● **Work to complete**
This exercise calls for every record to be returned exactly, with pictures removed.

***

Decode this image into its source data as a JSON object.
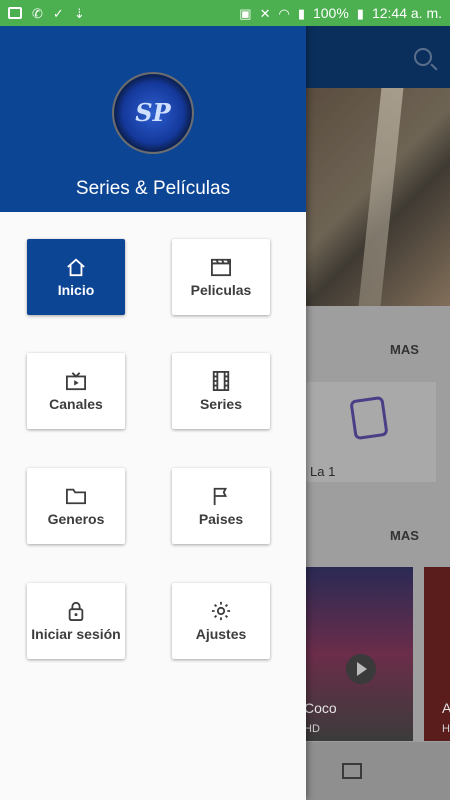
{
  "status_bar": {
    "battery": "100%",
    "time": "12:44 a. m."
  },
  "drawer": {
    "title": "Series & Películas",
    "logo_text": "SP",
    "items": [
      {
        "label": "Inicio",
        "icon": "home-icon",
        "active": true
      },
      {
        "label": "Peliculas",
        "icon": "clapperboard-icon",
        "active": false
      },
      {
        "label": "Canales",
        "icon": "tv-icon",
        "active": false
      },
      {
        "label": "Series",
        "icon": "film-strip-icon",
        "active": false
      },
      {
        "label": "Generos",
        "icon": "folder-icon",
        "active": false
      },
      {
        "label": "Paises",
        "icon": "flag-icon",
        "active": false
      },
      {
        "label": "Iniciar sesión",
        "icon": "lock-icon",
        "active": false
      },
      {
        "label": "Ajustes",
        "icon": "gear-icon",
        "active": false
      }
    ]
  },
  "background": {
    "more_label_1": "MAS",
    "channel_label": "La 1",
    "more_label_2": "MAS",
    "poster_title": "Coco",
    "poster_quality": "HD",
    "poster2_title": "A",
    "poster2_quality": "H"
  },
  "colors": {
    "header": "#0d4595",
    "status_bar": "#4caf50",
    "active_tile": "#0d4595"
  }
}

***

● **Task answer**
Decode this image into its source data as a JSON object.
{
  "status_bar": {
    "battery": "100%",
    "time": "12:44 a. m."
  },
  "drawer": {
    "title": "Series & Películas",
    "logo_text": "SP",
    "items": [
      {
        "label": "Inicio",
        "icon": "home-icon",
        "active": true
      },
      {
        "label": "Peliculas",
        "icon": "clapperboard-icon",
        "active": false
      },
      {
        "label": "Canales",
        "icon": "tv-icon",
        "active": false
      },
      {
        "label": "Series",
        "icon": "film-strip-icon",
        "active": false
      },
      {
        "label": "Generos",
        "icon": "folder-icon",
        "active": false
      },
      {
        "label": "Paises",
        "icon": "flag-icon",
        "active": false
      },
      {
        "label": "Iniciar sesión",
        "icon": "lock-icon",
        "active": false
      },
      {
        "label": "Ajustes",
        "icon": "gear-icon",
        "active": false
      }
    ]
  },
  "background": {
    "more_label_1": "MAS",
    "channel_label": "La 1",
    "more_label_2": "MAS",
    "poster_title": "Coco",
    "poster_quality": "HD",
    "poster2_title": "A",
    "poster2_quality": "H"
  },
  "colors": {
    "header": "#0d4595",
    "status_bar": "#4caf50",
    "active_tile": "#0d4595"
  }
}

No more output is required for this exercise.